One is that these farmers at the south of of Israel, and not only them are being robed of their property constantly for the last decade and it is getting worse. The police fails to stop or even minimize the proportions of this plague and the farmers and residents of nearby and not so nearby town and cities pay the price. A week and a half ago in Rehovot, a police officer was stubbed in the neck with a screw driver by a Bedouin car thief. He is still in critical condition.
In this particular case the farm owner has slept in his barn in order to protect hos property. Only one month before, like in this case, his dogs were poisoned and his tractor was stolen. This time they were back for sheep.
It is up to the court of law to decide was there an act of self defense or not, but our laws and our courts are a part of that problem.
Unfortunately, while the police is inefficient in apprehending the thieves, they are too effective in prosecuting the defenders of their property.
And the thieves know thins, and they get bold. They go to steal fearlessly, since they know that they are protected by the law.
Now this farmer is going to face criminal charges for murder, in best case for man slaughter.

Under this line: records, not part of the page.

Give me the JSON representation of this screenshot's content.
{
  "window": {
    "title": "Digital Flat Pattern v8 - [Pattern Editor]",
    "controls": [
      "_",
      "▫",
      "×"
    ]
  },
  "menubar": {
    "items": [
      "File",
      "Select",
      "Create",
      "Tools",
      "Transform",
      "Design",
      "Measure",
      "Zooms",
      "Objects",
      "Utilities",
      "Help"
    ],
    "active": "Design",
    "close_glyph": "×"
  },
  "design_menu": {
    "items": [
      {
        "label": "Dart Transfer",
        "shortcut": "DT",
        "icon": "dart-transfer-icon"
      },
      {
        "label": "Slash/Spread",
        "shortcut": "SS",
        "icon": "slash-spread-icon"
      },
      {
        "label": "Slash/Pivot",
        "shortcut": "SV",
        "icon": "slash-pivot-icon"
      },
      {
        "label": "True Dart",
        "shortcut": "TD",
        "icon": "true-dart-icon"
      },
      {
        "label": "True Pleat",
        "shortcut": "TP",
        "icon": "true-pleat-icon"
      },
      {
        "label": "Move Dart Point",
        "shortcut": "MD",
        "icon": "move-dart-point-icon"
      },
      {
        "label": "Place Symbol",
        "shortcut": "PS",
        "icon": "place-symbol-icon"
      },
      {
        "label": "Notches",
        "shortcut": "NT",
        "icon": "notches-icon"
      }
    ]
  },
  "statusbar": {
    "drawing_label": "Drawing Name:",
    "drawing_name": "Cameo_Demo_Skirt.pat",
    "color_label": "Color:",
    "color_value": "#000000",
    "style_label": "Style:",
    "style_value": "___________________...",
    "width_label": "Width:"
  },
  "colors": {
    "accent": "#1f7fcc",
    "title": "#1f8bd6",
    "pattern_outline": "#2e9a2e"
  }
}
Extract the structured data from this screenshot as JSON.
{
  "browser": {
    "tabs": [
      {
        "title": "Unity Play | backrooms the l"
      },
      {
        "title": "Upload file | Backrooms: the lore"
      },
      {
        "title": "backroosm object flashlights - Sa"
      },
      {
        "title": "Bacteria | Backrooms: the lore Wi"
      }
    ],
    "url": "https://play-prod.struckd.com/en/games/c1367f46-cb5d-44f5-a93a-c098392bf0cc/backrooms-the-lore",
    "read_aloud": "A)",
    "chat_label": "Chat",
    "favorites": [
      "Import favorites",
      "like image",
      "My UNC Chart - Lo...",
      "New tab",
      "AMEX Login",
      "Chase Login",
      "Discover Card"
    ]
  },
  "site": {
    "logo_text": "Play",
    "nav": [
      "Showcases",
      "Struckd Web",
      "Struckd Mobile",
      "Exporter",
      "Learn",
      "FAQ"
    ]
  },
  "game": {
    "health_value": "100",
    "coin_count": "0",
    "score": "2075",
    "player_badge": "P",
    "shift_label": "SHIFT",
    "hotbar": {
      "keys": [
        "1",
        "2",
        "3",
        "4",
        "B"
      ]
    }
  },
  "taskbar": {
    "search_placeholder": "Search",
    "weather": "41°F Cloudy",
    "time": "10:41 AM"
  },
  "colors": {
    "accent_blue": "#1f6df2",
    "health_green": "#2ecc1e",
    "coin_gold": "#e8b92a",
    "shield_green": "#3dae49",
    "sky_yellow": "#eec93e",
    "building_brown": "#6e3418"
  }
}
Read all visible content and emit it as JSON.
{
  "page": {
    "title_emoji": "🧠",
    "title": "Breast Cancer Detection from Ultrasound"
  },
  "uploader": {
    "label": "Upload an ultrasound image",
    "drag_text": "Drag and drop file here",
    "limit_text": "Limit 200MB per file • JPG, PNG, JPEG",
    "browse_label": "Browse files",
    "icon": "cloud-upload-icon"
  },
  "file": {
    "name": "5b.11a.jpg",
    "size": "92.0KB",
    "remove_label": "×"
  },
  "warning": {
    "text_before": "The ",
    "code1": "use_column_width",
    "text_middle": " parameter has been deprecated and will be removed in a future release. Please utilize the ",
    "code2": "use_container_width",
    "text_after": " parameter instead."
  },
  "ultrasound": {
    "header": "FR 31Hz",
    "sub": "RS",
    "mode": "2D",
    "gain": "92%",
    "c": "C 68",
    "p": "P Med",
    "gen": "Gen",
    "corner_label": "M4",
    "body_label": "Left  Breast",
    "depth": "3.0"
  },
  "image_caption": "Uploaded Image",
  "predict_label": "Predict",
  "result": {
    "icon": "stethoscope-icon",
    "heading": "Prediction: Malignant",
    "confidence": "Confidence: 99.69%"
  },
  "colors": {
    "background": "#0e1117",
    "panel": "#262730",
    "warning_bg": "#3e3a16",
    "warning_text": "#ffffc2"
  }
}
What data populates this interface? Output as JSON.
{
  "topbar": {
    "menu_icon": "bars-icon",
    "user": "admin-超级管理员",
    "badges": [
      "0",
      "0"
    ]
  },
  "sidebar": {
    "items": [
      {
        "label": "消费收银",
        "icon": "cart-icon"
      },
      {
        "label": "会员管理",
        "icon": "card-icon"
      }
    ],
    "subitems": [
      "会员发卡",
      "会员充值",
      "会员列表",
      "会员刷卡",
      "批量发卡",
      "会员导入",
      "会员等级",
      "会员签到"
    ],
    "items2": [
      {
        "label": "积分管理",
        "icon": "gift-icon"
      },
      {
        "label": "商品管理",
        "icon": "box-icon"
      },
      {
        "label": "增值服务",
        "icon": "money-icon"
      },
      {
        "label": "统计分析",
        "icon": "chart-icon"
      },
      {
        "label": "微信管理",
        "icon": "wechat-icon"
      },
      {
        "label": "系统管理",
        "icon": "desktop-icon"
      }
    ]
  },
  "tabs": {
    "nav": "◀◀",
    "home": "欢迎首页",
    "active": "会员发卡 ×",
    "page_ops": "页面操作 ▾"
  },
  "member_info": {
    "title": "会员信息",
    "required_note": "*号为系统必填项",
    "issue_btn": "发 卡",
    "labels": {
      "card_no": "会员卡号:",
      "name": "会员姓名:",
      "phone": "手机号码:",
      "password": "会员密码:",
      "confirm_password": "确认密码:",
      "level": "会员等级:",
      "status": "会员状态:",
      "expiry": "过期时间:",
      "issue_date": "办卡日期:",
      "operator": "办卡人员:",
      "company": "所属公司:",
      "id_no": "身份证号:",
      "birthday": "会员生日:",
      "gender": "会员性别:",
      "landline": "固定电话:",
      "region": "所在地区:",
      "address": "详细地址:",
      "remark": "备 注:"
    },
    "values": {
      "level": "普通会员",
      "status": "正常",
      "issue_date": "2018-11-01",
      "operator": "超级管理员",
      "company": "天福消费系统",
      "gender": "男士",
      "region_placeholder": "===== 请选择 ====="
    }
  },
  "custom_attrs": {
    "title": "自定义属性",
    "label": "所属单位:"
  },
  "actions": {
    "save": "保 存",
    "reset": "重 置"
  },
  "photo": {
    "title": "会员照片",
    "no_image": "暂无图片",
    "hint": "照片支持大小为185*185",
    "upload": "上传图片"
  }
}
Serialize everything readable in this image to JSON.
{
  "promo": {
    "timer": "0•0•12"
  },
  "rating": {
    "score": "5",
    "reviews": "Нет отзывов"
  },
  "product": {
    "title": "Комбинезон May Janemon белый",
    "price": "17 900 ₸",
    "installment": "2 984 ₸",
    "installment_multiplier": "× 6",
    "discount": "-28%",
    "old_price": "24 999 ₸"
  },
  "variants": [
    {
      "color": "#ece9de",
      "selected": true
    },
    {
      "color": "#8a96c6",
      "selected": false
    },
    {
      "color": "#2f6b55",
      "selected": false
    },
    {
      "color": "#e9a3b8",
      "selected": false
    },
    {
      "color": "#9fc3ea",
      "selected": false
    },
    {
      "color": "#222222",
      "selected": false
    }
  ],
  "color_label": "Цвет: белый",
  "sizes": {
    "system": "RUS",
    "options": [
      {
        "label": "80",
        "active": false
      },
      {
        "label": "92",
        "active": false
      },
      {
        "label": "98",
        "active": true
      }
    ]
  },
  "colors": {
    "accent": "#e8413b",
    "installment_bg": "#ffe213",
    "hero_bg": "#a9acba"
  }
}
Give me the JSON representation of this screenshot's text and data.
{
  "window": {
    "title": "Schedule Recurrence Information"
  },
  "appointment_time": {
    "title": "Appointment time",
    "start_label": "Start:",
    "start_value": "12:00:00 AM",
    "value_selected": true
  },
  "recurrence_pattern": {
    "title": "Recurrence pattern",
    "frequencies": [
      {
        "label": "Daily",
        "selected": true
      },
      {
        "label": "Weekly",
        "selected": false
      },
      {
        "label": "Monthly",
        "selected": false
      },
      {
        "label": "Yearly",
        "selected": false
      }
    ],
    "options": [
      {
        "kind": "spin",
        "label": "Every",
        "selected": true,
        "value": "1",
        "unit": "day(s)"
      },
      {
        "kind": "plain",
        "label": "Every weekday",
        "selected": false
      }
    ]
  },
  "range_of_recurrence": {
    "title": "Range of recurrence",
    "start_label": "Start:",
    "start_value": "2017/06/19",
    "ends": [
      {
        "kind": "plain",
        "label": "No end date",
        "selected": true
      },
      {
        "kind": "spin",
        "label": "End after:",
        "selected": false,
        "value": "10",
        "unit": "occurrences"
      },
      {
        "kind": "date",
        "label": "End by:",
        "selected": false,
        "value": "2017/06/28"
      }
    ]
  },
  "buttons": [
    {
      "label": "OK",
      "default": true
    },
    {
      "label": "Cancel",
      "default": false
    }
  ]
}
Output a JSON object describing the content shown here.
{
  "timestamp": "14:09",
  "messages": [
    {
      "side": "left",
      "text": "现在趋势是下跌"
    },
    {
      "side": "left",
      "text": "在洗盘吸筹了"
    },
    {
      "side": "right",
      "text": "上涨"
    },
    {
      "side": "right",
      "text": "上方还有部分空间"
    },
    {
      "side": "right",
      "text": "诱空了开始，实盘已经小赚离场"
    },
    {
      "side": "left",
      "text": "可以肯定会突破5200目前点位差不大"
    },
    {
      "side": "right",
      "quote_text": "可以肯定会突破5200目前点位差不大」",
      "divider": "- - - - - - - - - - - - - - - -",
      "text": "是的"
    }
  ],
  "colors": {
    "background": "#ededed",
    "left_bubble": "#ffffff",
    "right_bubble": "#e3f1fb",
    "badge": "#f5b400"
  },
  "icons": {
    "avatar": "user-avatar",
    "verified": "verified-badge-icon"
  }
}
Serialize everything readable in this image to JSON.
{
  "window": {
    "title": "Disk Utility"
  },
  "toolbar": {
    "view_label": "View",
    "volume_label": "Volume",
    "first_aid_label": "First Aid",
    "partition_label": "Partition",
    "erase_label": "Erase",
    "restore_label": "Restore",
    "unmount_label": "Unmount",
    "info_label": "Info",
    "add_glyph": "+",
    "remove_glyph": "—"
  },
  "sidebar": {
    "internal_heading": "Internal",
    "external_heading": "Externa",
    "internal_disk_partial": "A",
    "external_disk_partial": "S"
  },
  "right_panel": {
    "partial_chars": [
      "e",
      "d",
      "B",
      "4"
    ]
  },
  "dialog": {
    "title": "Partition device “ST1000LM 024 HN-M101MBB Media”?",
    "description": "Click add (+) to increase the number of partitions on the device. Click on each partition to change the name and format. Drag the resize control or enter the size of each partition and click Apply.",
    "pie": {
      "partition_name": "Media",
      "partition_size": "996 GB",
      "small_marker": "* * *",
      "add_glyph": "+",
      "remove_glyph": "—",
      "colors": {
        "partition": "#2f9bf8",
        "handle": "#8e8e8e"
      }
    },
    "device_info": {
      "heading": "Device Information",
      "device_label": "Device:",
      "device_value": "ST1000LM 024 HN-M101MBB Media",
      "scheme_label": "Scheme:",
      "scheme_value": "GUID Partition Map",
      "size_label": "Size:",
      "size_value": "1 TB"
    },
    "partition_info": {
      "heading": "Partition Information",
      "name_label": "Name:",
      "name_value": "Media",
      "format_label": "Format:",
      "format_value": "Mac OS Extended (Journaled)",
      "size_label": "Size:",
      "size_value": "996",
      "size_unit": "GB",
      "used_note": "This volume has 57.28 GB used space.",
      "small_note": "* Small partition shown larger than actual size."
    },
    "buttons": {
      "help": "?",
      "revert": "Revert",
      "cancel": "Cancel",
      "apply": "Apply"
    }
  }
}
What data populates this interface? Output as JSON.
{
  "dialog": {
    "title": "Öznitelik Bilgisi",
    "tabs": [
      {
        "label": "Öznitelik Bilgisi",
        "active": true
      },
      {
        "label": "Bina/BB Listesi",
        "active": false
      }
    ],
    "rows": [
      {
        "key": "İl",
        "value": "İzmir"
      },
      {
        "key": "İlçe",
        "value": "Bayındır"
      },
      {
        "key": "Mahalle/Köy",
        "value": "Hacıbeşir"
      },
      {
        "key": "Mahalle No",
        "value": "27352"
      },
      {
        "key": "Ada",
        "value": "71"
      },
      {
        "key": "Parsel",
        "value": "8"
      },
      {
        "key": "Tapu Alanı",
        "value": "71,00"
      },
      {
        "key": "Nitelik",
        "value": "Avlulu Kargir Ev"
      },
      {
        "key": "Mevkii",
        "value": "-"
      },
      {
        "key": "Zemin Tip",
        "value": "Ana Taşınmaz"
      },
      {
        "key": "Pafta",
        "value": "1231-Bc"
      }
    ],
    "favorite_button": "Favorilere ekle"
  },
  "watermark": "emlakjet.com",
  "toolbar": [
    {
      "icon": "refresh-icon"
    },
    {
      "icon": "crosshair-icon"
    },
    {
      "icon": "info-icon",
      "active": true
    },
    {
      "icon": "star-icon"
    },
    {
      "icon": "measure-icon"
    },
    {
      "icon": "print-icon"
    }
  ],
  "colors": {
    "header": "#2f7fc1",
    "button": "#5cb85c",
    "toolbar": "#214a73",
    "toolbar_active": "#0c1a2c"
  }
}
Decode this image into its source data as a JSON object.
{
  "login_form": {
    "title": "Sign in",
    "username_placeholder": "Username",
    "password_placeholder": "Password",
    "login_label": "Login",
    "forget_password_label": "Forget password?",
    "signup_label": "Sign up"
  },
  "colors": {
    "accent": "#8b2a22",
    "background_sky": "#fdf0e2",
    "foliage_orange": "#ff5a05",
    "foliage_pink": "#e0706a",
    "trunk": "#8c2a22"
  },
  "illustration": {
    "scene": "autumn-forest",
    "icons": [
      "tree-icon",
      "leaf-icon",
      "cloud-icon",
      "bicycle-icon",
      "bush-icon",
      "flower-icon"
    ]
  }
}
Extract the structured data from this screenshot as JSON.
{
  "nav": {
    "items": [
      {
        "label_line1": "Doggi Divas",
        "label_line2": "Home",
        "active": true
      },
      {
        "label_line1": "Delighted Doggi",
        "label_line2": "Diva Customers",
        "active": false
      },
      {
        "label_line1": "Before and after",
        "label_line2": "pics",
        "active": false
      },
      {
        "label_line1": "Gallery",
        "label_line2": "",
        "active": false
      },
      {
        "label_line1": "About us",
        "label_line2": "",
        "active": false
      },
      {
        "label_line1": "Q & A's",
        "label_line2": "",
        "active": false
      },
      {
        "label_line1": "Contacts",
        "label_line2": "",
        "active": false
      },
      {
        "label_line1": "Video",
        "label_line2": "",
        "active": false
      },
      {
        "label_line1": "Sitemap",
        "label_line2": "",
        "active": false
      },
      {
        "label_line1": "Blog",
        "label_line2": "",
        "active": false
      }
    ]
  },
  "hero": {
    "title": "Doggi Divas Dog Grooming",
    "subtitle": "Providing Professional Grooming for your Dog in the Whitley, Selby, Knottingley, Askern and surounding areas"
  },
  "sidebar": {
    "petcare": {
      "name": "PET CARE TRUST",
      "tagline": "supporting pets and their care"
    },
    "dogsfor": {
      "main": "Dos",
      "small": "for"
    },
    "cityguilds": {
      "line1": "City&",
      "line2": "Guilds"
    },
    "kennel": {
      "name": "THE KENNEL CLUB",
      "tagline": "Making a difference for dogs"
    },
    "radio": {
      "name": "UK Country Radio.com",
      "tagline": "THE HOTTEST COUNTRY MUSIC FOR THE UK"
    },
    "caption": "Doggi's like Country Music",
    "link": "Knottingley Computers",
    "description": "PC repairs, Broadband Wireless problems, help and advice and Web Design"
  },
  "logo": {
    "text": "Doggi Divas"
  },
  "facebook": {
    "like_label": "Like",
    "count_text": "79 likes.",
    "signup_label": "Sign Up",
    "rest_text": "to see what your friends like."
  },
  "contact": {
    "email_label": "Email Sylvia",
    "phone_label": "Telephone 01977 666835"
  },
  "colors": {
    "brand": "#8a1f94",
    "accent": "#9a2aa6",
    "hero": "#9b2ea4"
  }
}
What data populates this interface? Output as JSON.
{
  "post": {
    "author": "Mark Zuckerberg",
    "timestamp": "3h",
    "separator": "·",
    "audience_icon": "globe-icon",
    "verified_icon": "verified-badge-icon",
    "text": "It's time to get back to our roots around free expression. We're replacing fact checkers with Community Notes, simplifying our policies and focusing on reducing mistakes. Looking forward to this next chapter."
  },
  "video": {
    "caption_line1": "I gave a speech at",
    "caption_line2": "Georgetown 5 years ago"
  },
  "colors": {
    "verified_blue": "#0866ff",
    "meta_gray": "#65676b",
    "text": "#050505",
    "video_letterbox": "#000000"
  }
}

The second perspective is that from the Bedouin side. The government, busy in filling their pockets and dodging criminal investigations, are too busy to take a look at the abysmal situation the Bedouin population is in. 80% of the Bedouin population in unregistered settlements are unemployed. They are driven away from their traditional way of life and left unequipped to move on. Therefore many turn to crime.

The third perspective, is how the press covers the event.
While most media channels described the impossible situation the farmer was in, and to some extent the situation that the of Bedouin population, some decided to look at it from their subjective point of view. Haaretz, for example, "forgot" to mention that the Mr. Drori was attempting to provide medical assistance to the men he shot when the police and the medical teams arrived. They have decided to tell that he "wasn't cooperative with the investigators and demanded a lawyer", which is, as far as I remember, his legal right.
The public, on the other hand, judging from the comments sections in the MSM web sites, are very supportive of Shay Dromi with an approximate ratio of 300:1.

10 comments:

Edyta said...

Hey!
Oh, i am not surprised that the media told abt this event, mixing things up, uncovering one unnecessary thing, hiding another. It's always been this way.
Have a swell day :)

Yury Puzis said...

I do not accept the Beduin "side" in this story. Whatever happens, there is no justification for crime. At least, if they were stealing oranges because they don't have food to eat, or money from a bank that has lots of it anyway it could be justifiable (if still bad). But stealing a tracktor from a farmer? What his children are supposed to eat if *he* goes bunkrupt?

Woland said...

I don't say that their situation justifies the crime.
However, it is a dire issue to be attended.

Irina Tsukerman said...

Yury: "The bank has lots of it anyway"... where do you think that money comes from? People like us. I'm not ready to be Robin Hood just yet.

See, that's what's troubling me about the legal system in Israel. The country has more lawyers per capita than any other country in the world, including the United States... and yet, apparently, they are just taking up space. If everyone "knows" that the laws are unjust, where's the pressure on the legislators to reform the system? How is anything supposed to get done if no one seems interested? There are so many things wrong that I have no idea where one would even start. The media, the police, the laws themselves, and of course, the course... I'm not sure what it would take to have a complete overhaul, but having a written Constitution and uncorrupt individuals willing to enforce the laws would be a good first step.

Irina Tsukerman said...

(Now, why am I still here?) : )

Yury Puzis said...

I am not advocating bank robbery of course. But if sombody does robes a bank it is not your money he steals. There is no way you will come to the bank the next day only to hear "we are sorry but it happened to be *your* money that got stolen".

LittleTinSoldier said...

http://li77letinsoldier.blogspot.com/2007/01/domesticwild-wild-south.html

I used your page as a reference in my blog.

Irina Tsukerman said...

Yury: But let's suppose you need to withdraw your money for an emergency reason, and you run to the bank, and it's not there...

Yury Puzis said...

what's not there? the bank? :)

Irina Tsukerman said...

The money! : )